U.S. DEA agent stands in small doorway of the caleta, exposed when the drawers were removed.
U.S drug agent stands in small doorway of the caleta, exposed when closet drawers were removed.

Updated August 18, 2015

Colombian drug lords always hated surprises. For years they invested heavily in bribes to avoid them, specifically to reduce risks of unexpected raids by rivals or narco agents.

The richest of all crime organizations, the Cali cocaine cartel, secretly supplemented the government pay of police and military officials by a total of nearly $100,000 every month. In exchange, the bosses expected timely insider information about which cartel phones were being tapped… which cars in their fleet were being followed… when police raids were scheduled and where.

The bosses liked to know, for example, if they had time to shower, shave and disappear before guys in flack jackets hit their doors.

But the wily godfathers didn’t rely solely on alerts from crooked cops. They also had a back-up plan. Cartel engineers and craftsmen built secret “panic rooms.” These were ingenious, closet-like escape chambers installed in the walls of homes and hideouts. One room fit one man, no more, and typically was stocked with water and snacks. Also an oxygen tank and mask were intended to counter tear gas and claustrophobia.

In Colombia such chambers are called caletas. They can be concealed in ways that make them almost impossible to detect without a full set of blueprints.

Once, while drilling through concrete walls trying to locate a suspected hiding space, American DEA agents believed that their drill bit bored into a cartel fugitive’s flesh. They couldn’t be sure, because they didn’t find him. Later, however, they found the bloody shirt he left behind.

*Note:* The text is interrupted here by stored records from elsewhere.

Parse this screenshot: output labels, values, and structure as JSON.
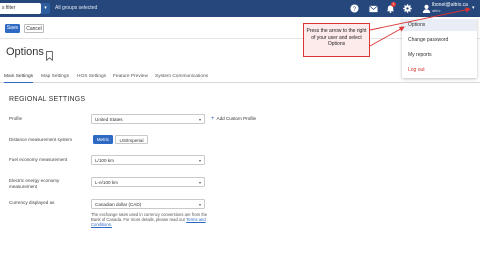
{
  "topbar": {
    "filter_text": "s filter",
    "groups_text": "All groups selected",
    "notification_count": "1",
    "user_email": "lbonet@altrix.ca",
    "user_org": "altrix",
    "colors": {
      "bar": "#25477b",
      "badge": "#e53935"
    },
    "icons": [
      "help-icon",
      "mail-icon",
      "bell-icon",
      "gear-icon",
      "user-icon"
    ]
  },
  "toolbar": {
    "save_label": "Save",
    "cancel_label": "Cancel"
  },
  "page": {
    "title": "Options"
  },
  "tabs": [
    {
      "label": "Main Settings",
      "active": true
    },
    {
      "label": "Map Settings",
      "active": false
    },
    {
      "label": "HOS Settings",
      "active": false
    },
    {
      "label": "Feature Preview",
      "active": false
    },
    {
      "label": "System Communications",
      "active": false
    }
  ],
  "regional": {
    "section_title": "REGIONAL SETTINGS",
    "profile_label": "Profile",
    "profile_value": "United States",
    "add_custom_label": "Add Custom Profile",
    "distance_label": "Distance measurement system",
    "metric_label": "Metric",
    "imperial_label": "US/Imperial",
    "fuel_label": "Fuel economy measurement",
    "fuel_value": "L/100 km",
    "electric_label": "Electric energy economy measurement",
    "electric_value": "L-e/100 km",
    "currency_label": "Currency displayed as",
    "currency_value": "Canadian dollar (CAD)",
    "note_text": "The exchange rates used in currency conversions are from the Bank of Canada. For more details, please read our",
    "note_link": "Terms and Conditions."
  },
  "callout": {
    "text": "Press the arrow to the right of your user and select Options"
  },
  "menu": {
    "items": [
      {
        "label": "Options",
        "highlighted": true
      },
      {
        "label": "Change password",
        "highlighted": false
      },
      {
        "label": "My reports",
        "highlighted": false
      },
      {
        "label": "Log out",
        "highlighted": false
      }
    ],
    "colors": {
      "logout": "#d0342c",
      "highlight": "#e9eef6"
    }
  },
  "colors": {
    "primary": "#2e6ac3",
    "callout_border": "#dd3333"
  }
}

Here are photos taken by crime investigators at the scene of a 1995 raid in Cali. A Colombian navy commando had just intercepted one of the cartel godfathers trying to escape into the chamber concealed behind drawers in a closet. The caleta craftsmanship stunned American agents who had assisted on the raid.

“It was a beautiful piece of work,” recalled U.S. drug agent Chris Feistl. “No way we would have found him. If he’d actually made it inside, we’d still be looking for him.”

Behind the vertical stack of drawers (marked in green) is a door to the hidden chamber.
The view when drawers were removed
Looking straight up inside a 3.5-foot square caleta, with a/c vent.